NHS patients are set to benefit from cutting-edge new treatments and technologies as the Government introduces a Vaccine Taskforce style approach to tackling some of the biggest public health challenges facing the UK.
The Government has announced over £113 million to fund research into four healthcare missions – cancer, obesity, mental health and addiction – to unlock the next generation of medicines and diagnostics to save lives, transform patient care and ensure UK patients are the first to benefit from medical breakthroughs.
Building on the Vaccine Taskforce model which led to one of the most successful vaccine roll outs in the world and ensured millions got a COVID-19 jab, the Government aims to harness world-leading research expertise, remove unnecessary bureaucracy, strengthen partnerships and support the new healthcare challenges.
Since the Life Sciences Vision was first launched it attracted £1 billion investment to the UK and this further research funding is expected to gain investment from leading global companies.
In addition, tackling these healthcare challenges could save the NHS and the economy billions of pounds – it is estimated obesity costs the NHS £6.1 billion a year and poor mental health costs the economy £118 billion a year.
The Prime Minister, Health and Social Care Secretary and Business Secretary have met with key industry figures, including global CEOs, NHS leaders and industry experts at the Life Sciences Council to discuss how their support will deliver life-changing innovations to patients, boost NHS efficiency and ensure the UK remains a global life sciences superpower.
The research will focus on the top public health priorities, as identified by the NHS:
- Cancer: £22.5 million will go into cancer research to develop new immune-based cancer therapies, including cancer vaccines, which are targeted to a patient’s specific cancer. Funding will also support the development of technologies that enable earlier, more effective cancer diagnosis. This will support progress towards the NHS Long Term Plan ambition to diagnose three-quarters of cancers at stages 1 or 2 by 2028
- Mental health: £40.2 million for research into mental health to develop and introduce digital technologies to support patients. This could include technology allowing patients to monitor their mental health at home and instantly report to their doctor if in need of help. Funding will be spent in the Midlands and the North to bolster services and ensure people across the UK can access support, helping level up health across the country. With one in 4 adults experiencing mental illness, poor mental health costs the economy £118 billion a year
- Obesity: £20 million to trial how best to deliver new medicines and technologies for people living with obesity, particularly in deprived communities across the UK. This will help new medicines coming to market – some of which have the potential to reduce a person’s weight by more than 20% – to better support people to achieve a healthy weight. The mission will explore how these medicines can be combined with cutting-edge technologies and digital tools to improve long-term health outcomes. Obesity costs the NHS £6.1 billion a year and helping people lose weight and lead healthier lifestyles could lead to significant savings

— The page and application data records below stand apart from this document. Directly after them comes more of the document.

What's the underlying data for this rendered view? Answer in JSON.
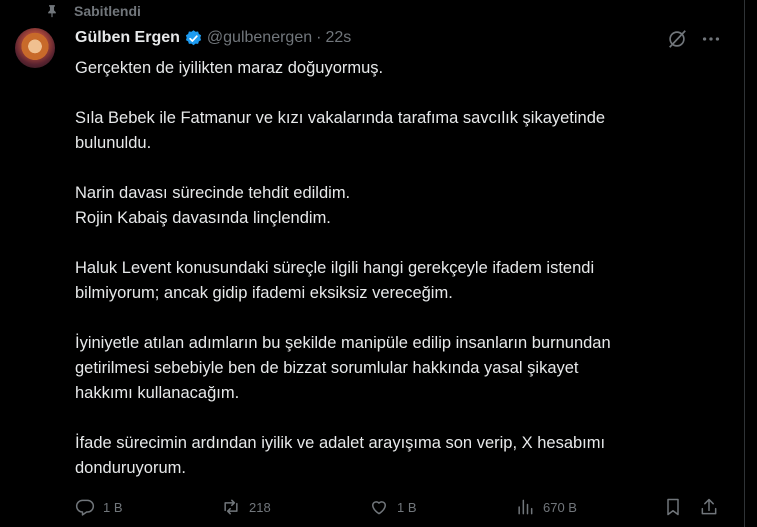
{
  "pinned_label": "Sabitlendi",
  "author": {
    "name": "Gülben Ergen",
    "handle": "@gulbenergen",
    "separator": "·",
    "time": "22s"
  },
  "tweet": {
    "paragraphs": [
      [
        "Gerçekten de iyilikten maraz doğuyormuş."
      ],
      [
        "Sıla Bebek ile Fatmanur ve kızı vakalarında tarafıma savcılık şikayetinde",
        "bulunuldu."
      ],
      [
        "Narin davası sürecinde tehdit edildim.",
        "Rojin Kabaiş davasında linçlendim."
      ],
      [
        "Haluk Levent konusundaki süreçle ilgili hangi gerekçeyle ifadem istendi",
        "bilmiyorum; ancak gidip ifademi eksiksiz vereceğim."
      ],
      [
        "İyiniyetle atılan adımların bu şekilde manipüle edilip insanların burnundan",
        "getirilmesi sebebiyle ben de bizzat sorumlular hakkında yasal şikayet",
        "hakkımı kullanacağım."
      ],
      [
        "İfade sürecimin ardından iyilik ve adalet arayışıma son verip, X hesabımı",
        "donduruyorum."
      ]
    ]
  },
  "actions": {
    "replies": "1 B",
    "reposts": "218",
    "likes": "1 B",
    "views": "670 B"
  },
  "colors": {
    "background": "#000000",
    "text": "#e7e9ea",
    "muted": "#71767b",
    "verified": "#1d9bf0"
  }
}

- Addiction: £30.5 million, including funds contributed through collaboration with Scottish Government, will be deployed to accelerate the development of new technologies to prevent deaths from overdoses across the UK. This could include wearable devices which can detect the onset of a drug overdose and signal to first responders to prevent deaths, and better support people with substance use disorders to manage and combat their addiction. Funding will also help grow research capacity and capability across the UK to better understand addiction and the most effective ways to treat it as a chronic healthcare condition